-- Exercise aim --
Your reply should hold every record exactly as given, with no pictures in it.

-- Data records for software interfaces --
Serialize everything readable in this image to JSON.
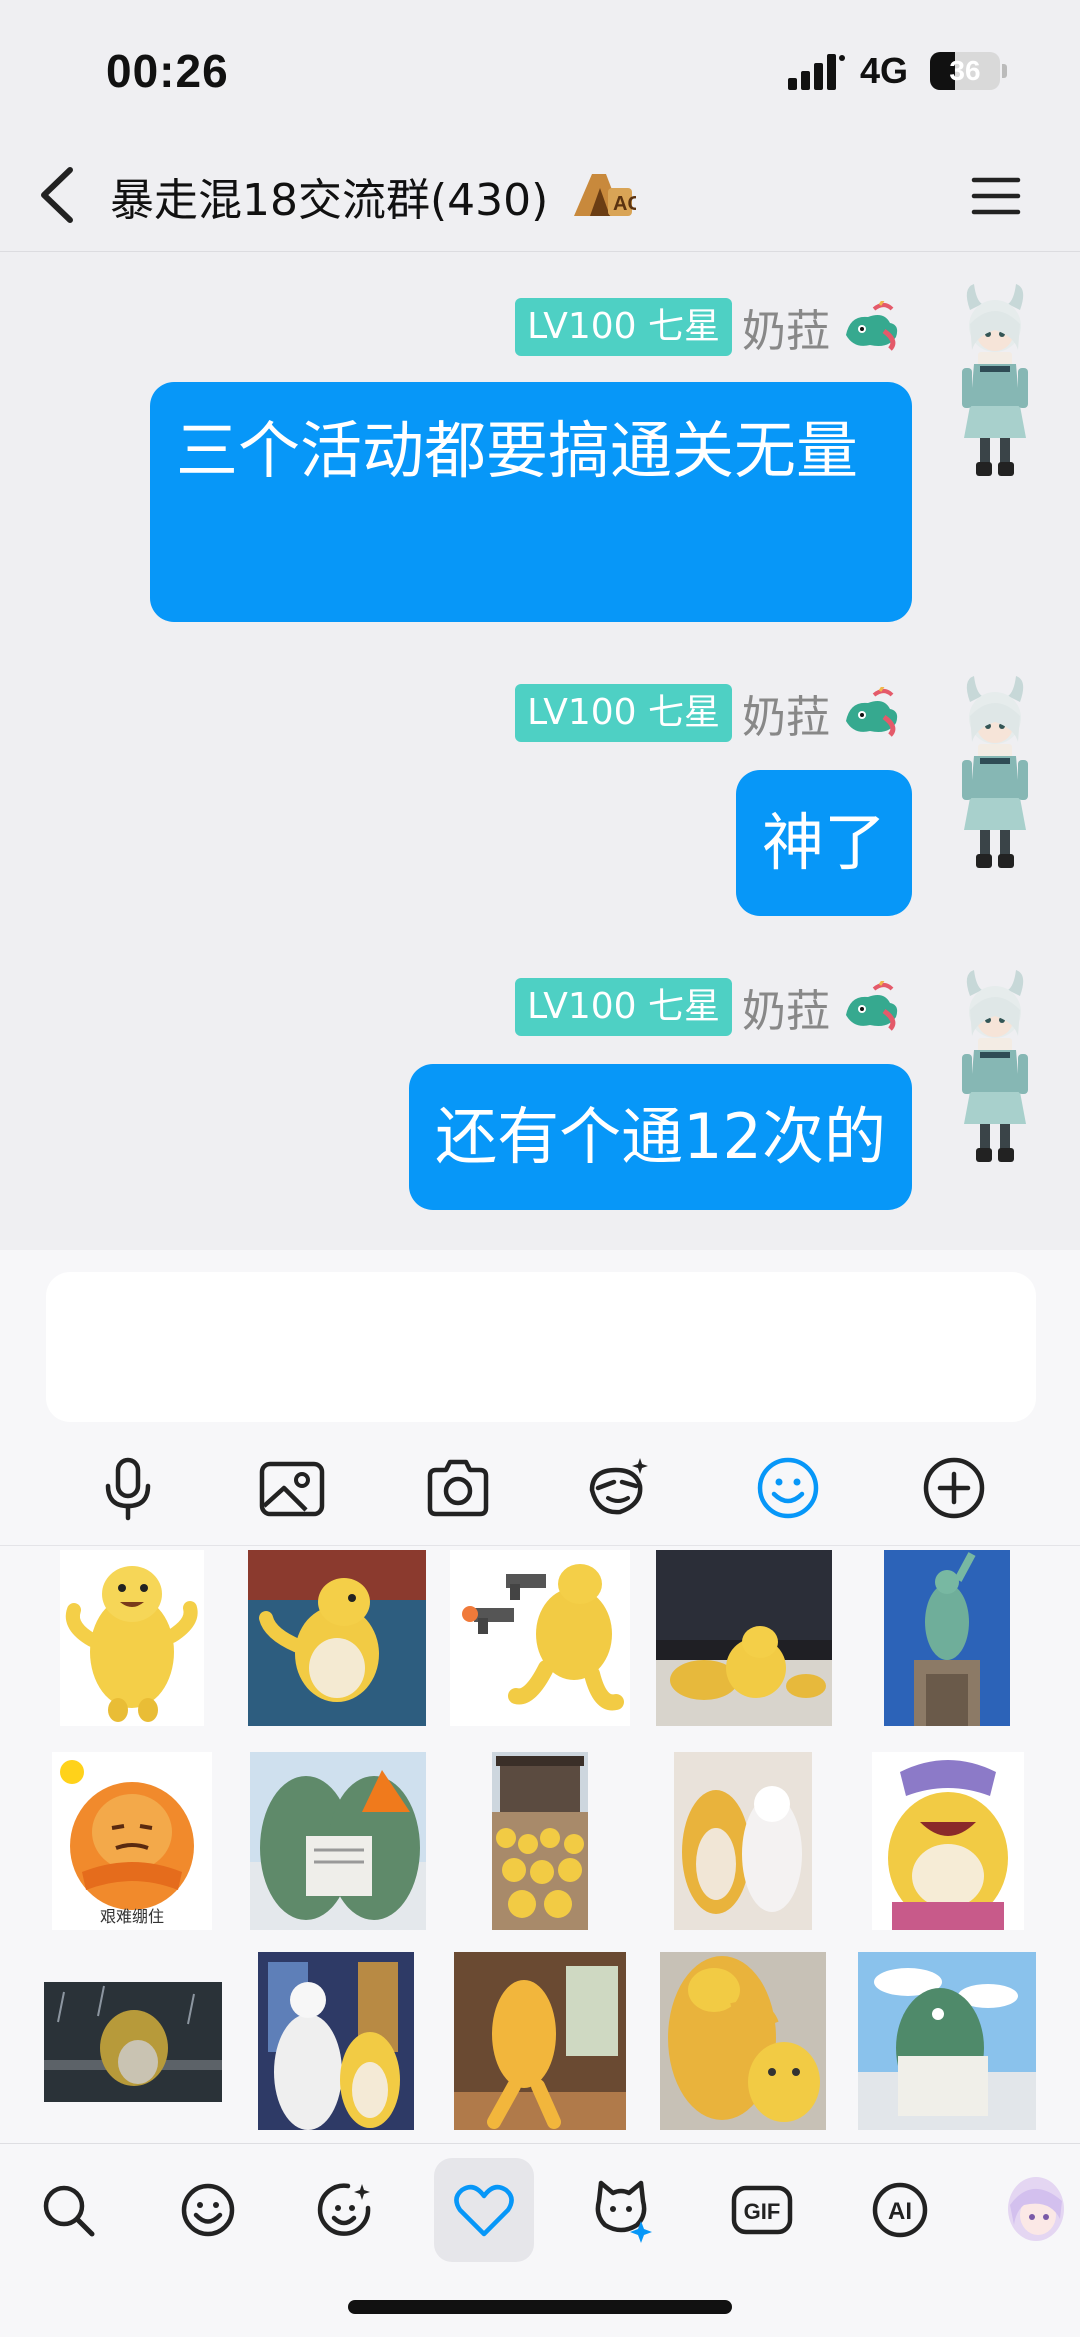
{
  "status_bar": {
    "time": "00:26",
    "network": "4G",
    "battery": "36",
    "battery_level_percent": 36
  },
  "nav": {
    "title": "暴走混18交流群(430)",
    "badge_text": "ACE"
  },
  "messages": [
    {
      "level": "LV100 七星",
      "nickname": "奶菈",
      "text": "三个活动都要搞通关无量"
    },
    {
      "level": "LV100 七星",
      "nickname": "奶菈",
      "text": "神了"
    },
    {
      "level": "LV100 七星",
      "nickname": "奶菈",
      "text": "还有个通12次的"
    }
  ],
  "composer": {
    "value": ""
  },
  "toolbar": [
    "microphone-icon",
    "image-icon",
    "camera-icon",
    "sticker-search-icon",
    "emoji-icon",
    "plus-icon"
  ],
  "toolbar_active": "emoji-icon",
  "stickers": {
    "caption_1": "艰难绷住"
  },
  "bottom_tabs": [
    "search-icon",
    "emoji-icon",
    "sparkle-face-icon",
    "heart-icon",
    "cat-star-icon",
    "gif-icon",
    "ai-icon",
    "avatar-icon"
  ],
  "bottom_tabs_text": {
    "gif": "GIF",
    "ai": "AI"
  },
  "bottom_active": "heart-icon",
  "colors": {
    "accent": "#0797f8",
    "badge": "#4ed0c4",
    "background": "#efeff2"
  }
}
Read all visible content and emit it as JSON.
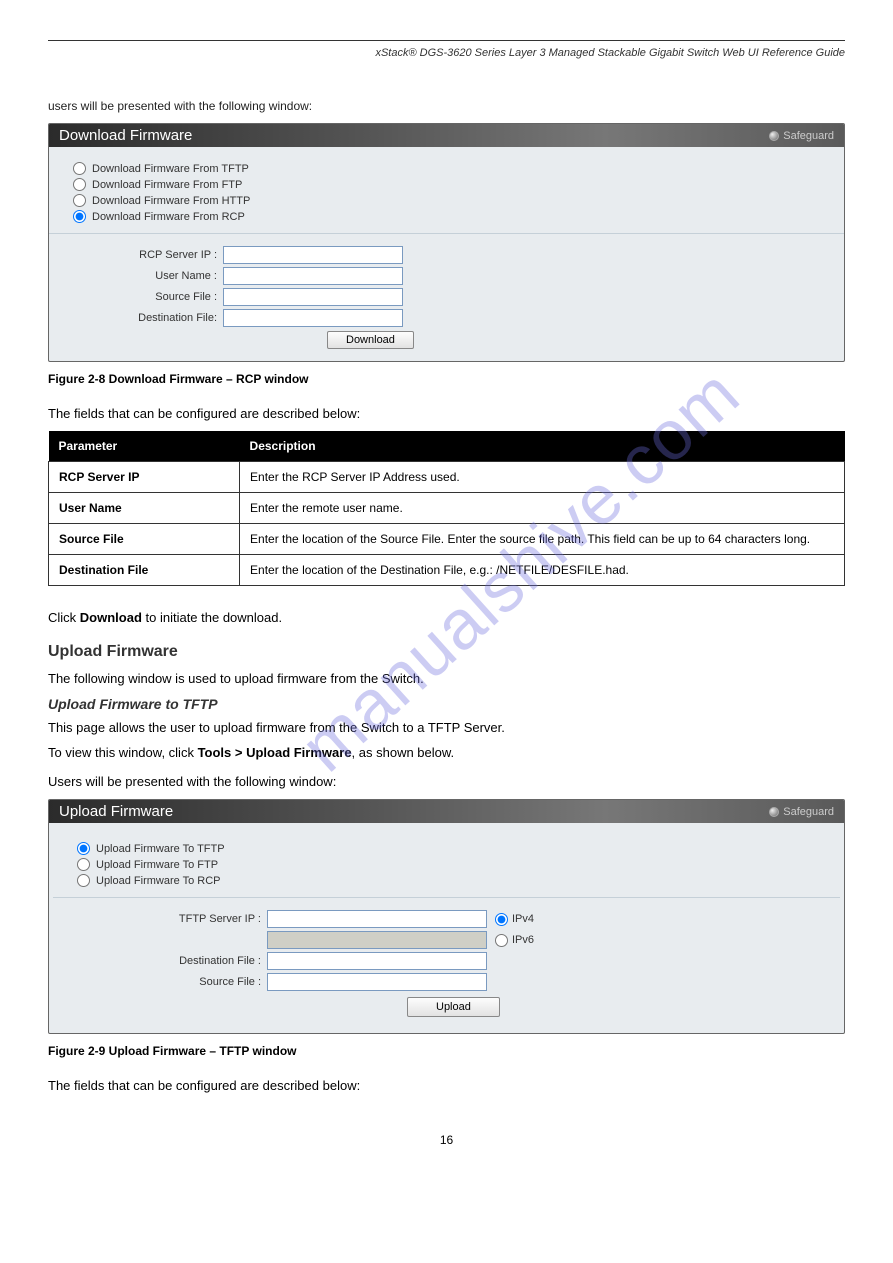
{
  "header": {
    "doc_title": "xStack® DGS-3620 Series Layer 3 Managed Stackable Gigabit Switch Web UI Reference Guide"
  },
  "fig1": {
    "intro": "users will be presented with the following window:",
    "panel_title": "Download Firmware",
    "safeguard": "Safeguard",
    "radios": {
      "tftp": "Download Firmware From TFTP",
      "ftp": "Download Firmware From FTP",
      "http": "Download Firmware From HTTP",
      "rcp": "Download Firmware From RCP"
    },
    "labels": {
      "rcp_server_ip": "RCP Server IP :",
      "user_name": "User Name :",
      "source_file": "Source File :",
      "destination_file": "Destination File:"
    },
    "button": "Download",
    "caption": "Figure 2-8 Download Firmware – RCP window",
    "desc_intro": "The fields that can be configured are described below:"
  },
  "table1": {
    "head_param": "Parameter",
    "head_desc": "Description",
    "rows": [
      {
        "param": "RCP Server IP",
        "desc": "Enter the RCP Server IP Address used."
      },
      {
        "param": "User Name",
        "desc": "Enter the remote user name."
      },
      {
        "param": "Source File",
        "desc": "Enter the location of the Source File. Enter the source file path. This field can be up to 64 characters long."
      },
      {
        "param": "Destination File",
        "desc": "Enter the location of the Destination File, e.g.: /NETFILE/DESFILE.had."
      }
    ]
  },
  "after_table1": "Click Download to initiate the download.",
  "section_heading": "Upload Firmware",
  "section_lead": "The following window is used to upload firmware from the Switch.",
  "sub1": {
    "title": "Upload Firmware to TFTP",
    "desc": "This page allows the user to upload firmware from the Switch to a TFTP Server.",
    "nav_prefix": "To view this window, click ",
    "nav_bold": "Tools > Upload Firmware",
    "nav_suffix": ", as shown below.",
    "intro2": "Users will be presented with the following window:"
  },
  "fig2": {
    "panel_title": "Upload Firmware",
    "safeguard": "Safeguard",
    "radios": {
      "tftp": "Upload Firmware To TFTP",
      "ftp": "Upload Firmware To FTP",
      "rcp": "Upload Firmware To RCP"
    },
    "labels": {
      "tftp_server_ip": "TFTP Server IP :",
      "destination_file": "Destination File :",
      "source_file": "Source File :",
      "ipv4": "IPv4",
      "ipv6": "IPv6"
    },
    "button": "Upload",
    "caption": "Figure 2-9 Upload Firmware – TFTP window",
    "desc_intro": "The fields that can be configured are described below:"
  },
  "page_number": "16",
  "watermark": "manualshive.com"
}
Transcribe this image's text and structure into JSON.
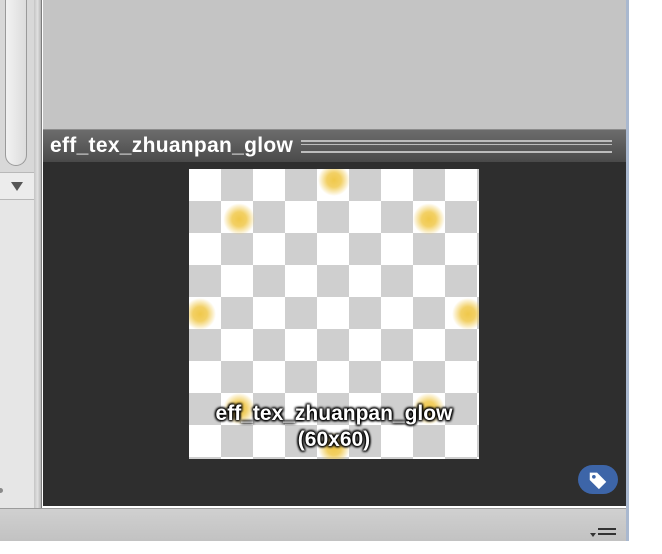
{
  "panel": {
    "title": "eff_tex_zhuanpan_glow"
  },
  "preview": {
    "caption_name": "eff_tex_zhuanpan_glow",
    "caption_size": "(60x60)",
    "glow_color": "#f0c84a",
    "checker_dark": "#cfcfcf",
    "checker_light": "#ffffff"
  },
  "colors": {
    "viewport_bg": "#2e2e2e",
    "header_bg": "#555555",
    "tag_button": "#3d65a8",
    "top_area": "#c4c4c4"
  },
  "icons": {
    "scroll_down": "triangle-down-icon",
    "tag": "tag-icon",
    "resize": "resize-grip-icon"
  }
}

-- Response to this task --
Serialize everything readable in this image to JSON.
{
  "status_bar": {
    "time": "00:26",
    "network": "4G",
    "battery": "36",
    "battery_level_percent": 36
  },
  "nav": {
    "title": "暴走混18交流群(430)",
    "badge_text": "ACE"
  },
  "messages": [
    {
      "level": "LV100 七星",
      "nickname": "奶菈",
      "text": "三个活动都要搞通关无量"
    },
    {
      "level": "LV100 七星",
      "nickname": "奶菈",
      "text": "神了"
    },
    {
      "level": "LV100 七星",
      "nickname": "奶菈",
      "text": "还有个通12次的"
    }
  ],
  "composer": {
    "value": ""
  },
  "toolbar": [
    "microphone-icon",
    "image-icon",
    "camera-icon",
    "sticker-search-icon",
    "emoji-icon",
    "plus-icon"
  ],
  "toolbar_active": "emoji-icon",
  "stickers": {
    "caption_1": "艰难绷住"
  },
  "bottom_tabs": [
    "search-icon",
    "emoji-icon",
    "sparkle-face-icon",
    "heart-icon",
    "cat-star-icon",
    "gif-icon",
    "ai-icon",
    "avatar-icon"
  ],
  "bottom_tabs_text": {
    "gif": "GIF",
    "ai": "AI"
  },
  "bottom_active": "heart-icon",
  "colors": {
    "accent": "#0797f8",
    "badge": "#4ed0c4",
    "background": "#efeff2"
  }
}
Read all visible content and emit it as JSON.
{
  "header": {
    "doc_title": "xStack® DGS-3620 Series Layer 3 Managed Stackable Gigabit Switch Web UI Reference Guide"
  },
  "fig1": {
    "intro": "users will be presented with the following window:",
    "panel_title": "Download Firmware",
    "safeguard": "Safeguard",
    "radios": {
      "tftp": "Download Firmware From TFTP",
      "ftp": "Download Firmware From FTP",
      "http": "Download Firmware From HTTP",
      "rcp": "Download Firmware From RCP"
    },
    "labels": {
      "rcp_server_ip": "RCP Server IP :",
      "user_name": "User Name :",
      "source_file": "Source File :",
      "destination_file": "Destination File:"
    },
    "button": "Download",
    "caption": "Figure 2-8 Download Firmware – RCP window",
    "desc_intro": "The fields that can be configured are described below:"
  },
  "table1": {
    "head_param": "Parameter",
    "head_desc": "Description",
    "rows": [
      {
        "param": "RCP Server IP",
        "desc": "Enter the RCP Server IP Address used."
      },
      {
        "param": "User Name",
        "desc": "Enter the remote user name."
      },
      {
        "param": "Source File",
        "desc": "Enter the location of the Source File. Enter the source file path. This field can be up to 64 characters long."
      },
      {
        "param": "Destination File",
        "desc": "Enter the location of the Destination File, e.g.: /NETFILE/DESFILE.had."
      }
    ]
  },
  "after_table1": "Click Download to initiate the download.",
  "section_heading": "Upload Firmware",
  "section_lead": "The following window is used to upload firmware from the Switch.",
  "sub1": {
    "title": "Upload Firmware to TFTP",
    "desc": "This page allows the user to upload firmware from the Switch to a TFTP Server.",
    "nav_prefix": "To view this window, click ",
    "nav_bold": "Tools > Upload Firmware",
    "nav_suffix": ", as shown below.",
    "intro2": "Users will be presented with the following window:"
  },
  "fig2": {
    "panel_title": "Upload Firmware",
    "safeguard": "Safeguard",
    "radios": {
      "tftp": "Upload Firmware To TFTP",
      "ftp": "Upload Firmware To FTP",
      "rcp": "Upload Firmware To RCP"
    },
    "labels": {
      "tftp_server_ip": "TFTP Server IP :",
      "destination_file": "Destination File :",
      "source_file": "Source File :",
      "ipv4": "IPv4",
      "ipv6": "IPv6"
    },
    "button": "Upload",
    "caption": "Figure 2-9 Upload Firmware – TFTP window",
    "desc_intro": "The fields that can be configured are described below:"
  },
  "page_number": "16",
  "watermark": "manualshive.com"
}
Transcribe this image's text and structure into JSON.
{
  "panel": {
    "title": "eff_tex_zhuanpan_glow"
  },
  "preview": {
    "caption_name": "eff_tex_zhuanpan_glow",
    "caption_size": "(60x60)",
    "glow_color": "#f0c84a",
    "checker_dark": "#cfcfcf",
    "checker_light": "#ffffff"
  },
  "colors": {
    "viewport_bg": "#2e2e2e",
    "header_bg": "#555555",
    "tag_button": "#3d65a8",
    "top_area": "#c4c4c4"
  },
  "icons": {
    "scroll_down": "triangle-down-icon",
    "tag": "tag-icon",
    "resize": "resize-grip-icon"
  }
}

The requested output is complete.